027 - Croatian identity formation in South Australia 1945–1995: a model for the future?
(University of Adelaide, Australija)
This paper takes the example of Croatian communities in South Australia to demonstrate how their interactions with mainstream structures of social and cultural life enabled them to fulfill their desire to become recognised as Croatians.
This basic recognition was important to them as officially they were known as “Yugoslavs”. However, their associational life led to more than recognition. Engagement with non-Croatians provided opportunities for new immigrants to establish independent organisations and to interact with a wider cross-section of people than might ordinarily have been the case given their comparatively low socio-economic status and the generally negative perception of Croatians as politically reactionary.
My presentation will analyze Croatian associational life centred on religious institutions and sport, notably football (soccer).
These two examples demonstrate how integration became the vehicle for the wider acknowledgement and successful promotion of Croatian identity in South Australia. Community activism reached its apogee during the war for Croatian independence and, in its immediate aftermath, there was a general sense that Croatians in South Australia had contributed to an actual and metaphorical victory on many fronts.
Drawing on this historical background, my paper will seek to establish whether the established pattern of Croatian activism is still appropriate today. It will ask whether its nature and focus meet the needs of third and fourth generation Croatian Australians. Is it a model that can foster deeper and ongoing relations with a new and sovereign Croatia or should it be modified with a view to seeking additional points of focus for Croatian associational life?

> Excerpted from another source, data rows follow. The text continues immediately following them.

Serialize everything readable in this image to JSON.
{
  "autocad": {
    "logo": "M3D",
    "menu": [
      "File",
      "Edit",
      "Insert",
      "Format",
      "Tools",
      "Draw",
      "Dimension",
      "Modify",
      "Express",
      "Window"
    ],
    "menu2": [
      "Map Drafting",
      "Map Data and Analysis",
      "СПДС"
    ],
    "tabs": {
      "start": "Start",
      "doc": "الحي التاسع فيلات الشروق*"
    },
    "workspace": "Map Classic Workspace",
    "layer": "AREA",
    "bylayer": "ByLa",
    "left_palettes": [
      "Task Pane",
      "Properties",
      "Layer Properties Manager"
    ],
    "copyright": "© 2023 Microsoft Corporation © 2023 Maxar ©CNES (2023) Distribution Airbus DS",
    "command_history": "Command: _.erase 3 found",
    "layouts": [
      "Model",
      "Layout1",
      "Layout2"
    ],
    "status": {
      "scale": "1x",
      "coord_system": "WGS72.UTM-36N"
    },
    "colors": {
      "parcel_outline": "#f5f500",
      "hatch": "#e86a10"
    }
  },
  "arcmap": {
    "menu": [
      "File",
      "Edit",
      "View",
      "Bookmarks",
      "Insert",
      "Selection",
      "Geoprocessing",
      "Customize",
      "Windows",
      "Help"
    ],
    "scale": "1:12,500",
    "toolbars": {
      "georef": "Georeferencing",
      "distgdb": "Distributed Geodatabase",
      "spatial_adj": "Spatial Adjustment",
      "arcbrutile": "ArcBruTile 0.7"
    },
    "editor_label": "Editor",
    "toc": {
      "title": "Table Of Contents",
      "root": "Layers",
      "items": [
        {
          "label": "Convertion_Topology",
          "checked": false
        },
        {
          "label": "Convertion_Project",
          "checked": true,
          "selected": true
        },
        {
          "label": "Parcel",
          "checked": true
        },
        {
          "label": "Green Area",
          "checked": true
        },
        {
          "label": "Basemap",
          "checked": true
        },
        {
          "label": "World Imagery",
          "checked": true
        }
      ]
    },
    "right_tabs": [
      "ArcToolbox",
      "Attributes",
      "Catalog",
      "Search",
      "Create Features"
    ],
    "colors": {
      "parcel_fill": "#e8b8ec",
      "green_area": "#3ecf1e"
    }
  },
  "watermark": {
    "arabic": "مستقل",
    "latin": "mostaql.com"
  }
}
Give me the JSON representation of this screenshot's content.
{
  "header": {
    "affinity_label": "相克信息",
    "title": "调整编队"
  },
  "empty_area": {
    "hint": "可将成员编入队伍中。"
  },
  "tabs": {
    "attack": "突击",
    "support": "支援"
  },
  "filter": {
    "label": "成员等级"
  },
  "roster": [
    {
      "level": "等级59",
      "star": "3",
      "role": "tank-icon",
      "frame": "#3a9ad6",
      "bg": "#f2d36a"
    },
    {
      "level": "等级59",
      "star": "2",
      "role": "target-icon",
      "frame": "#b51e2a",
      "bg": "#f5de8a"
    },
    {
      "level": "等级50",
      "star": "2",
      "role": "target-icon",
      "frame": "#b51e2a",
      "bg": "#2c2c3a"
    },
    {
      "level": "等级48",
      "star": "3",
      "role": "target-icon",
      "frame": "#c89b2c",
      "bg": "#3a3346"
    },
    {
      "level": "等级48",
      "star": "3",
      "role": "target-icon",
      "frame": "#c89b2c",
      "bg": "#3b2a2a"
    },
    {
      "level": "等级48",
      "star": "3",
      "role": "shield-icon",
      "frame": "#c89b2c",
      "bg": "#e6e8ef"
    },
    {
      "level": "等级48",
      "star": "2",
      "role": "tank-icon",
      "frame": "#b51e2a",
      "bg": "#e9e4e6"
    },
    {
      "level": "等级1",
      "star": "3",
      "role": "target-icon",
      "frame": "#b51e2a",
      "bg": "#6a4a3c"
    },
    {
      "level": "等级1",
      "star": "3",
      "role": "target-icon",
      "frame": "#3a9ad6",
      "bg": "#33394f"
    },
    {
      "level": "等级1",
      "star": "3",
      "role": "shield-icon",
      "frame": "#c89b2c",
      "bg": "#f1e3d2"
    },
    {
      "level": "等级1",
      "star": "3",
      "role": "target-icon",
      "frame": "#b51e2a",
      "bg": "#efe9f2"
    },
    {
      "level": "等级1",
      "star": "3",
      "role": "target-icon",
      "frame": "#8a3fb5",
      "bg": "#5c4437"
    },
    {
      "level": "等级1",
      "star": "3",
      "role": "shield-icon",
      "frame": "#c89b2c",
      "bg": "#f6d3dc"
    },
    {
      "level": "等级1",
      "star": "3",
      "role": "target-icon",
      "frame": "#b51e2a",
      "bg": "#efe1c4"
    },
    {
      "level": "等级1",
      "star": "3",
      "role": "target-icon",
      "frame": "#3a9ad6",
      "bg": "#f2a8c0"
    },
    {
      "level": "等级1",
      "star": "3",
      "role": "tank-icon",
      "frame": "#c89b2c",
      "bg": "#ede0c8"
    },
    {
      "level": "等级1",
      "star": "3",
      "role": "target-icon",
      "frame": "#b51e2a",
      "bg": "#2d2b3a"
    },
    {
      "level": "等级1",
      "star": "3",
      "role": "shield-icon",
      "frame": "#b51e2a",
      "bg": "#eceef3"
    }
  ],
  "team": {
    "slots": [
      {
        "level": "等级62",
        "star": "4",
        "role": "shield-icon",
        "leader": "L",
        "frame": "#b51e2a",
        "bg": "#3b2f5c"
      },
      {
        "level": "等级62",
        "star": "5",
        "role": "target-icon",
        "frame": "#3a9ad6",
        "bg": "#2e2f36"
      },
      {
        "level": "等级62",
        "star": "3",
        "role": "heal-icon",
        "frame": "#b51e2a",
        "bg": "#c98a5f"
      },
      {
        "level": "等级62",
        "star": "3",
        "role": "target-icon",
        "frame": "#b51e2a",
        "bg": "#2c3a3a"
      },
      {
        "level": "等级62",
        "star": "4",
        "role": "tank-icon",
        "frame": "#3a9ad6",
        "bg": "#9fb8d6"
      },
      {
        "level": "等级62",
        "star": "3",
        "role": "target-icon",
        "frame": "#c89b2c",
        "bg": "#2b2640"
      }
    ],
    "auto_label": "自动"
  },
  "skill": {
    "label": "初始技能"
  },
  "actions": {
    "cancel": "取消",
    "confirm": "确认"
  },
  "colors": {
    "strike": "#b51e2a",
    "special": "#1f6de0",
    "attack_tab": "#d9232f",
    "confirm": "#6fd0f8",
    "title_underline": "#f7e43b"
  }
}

Paper presented at the First Croatian Emigration Congress, Zagreb 23 - 26 June 2014.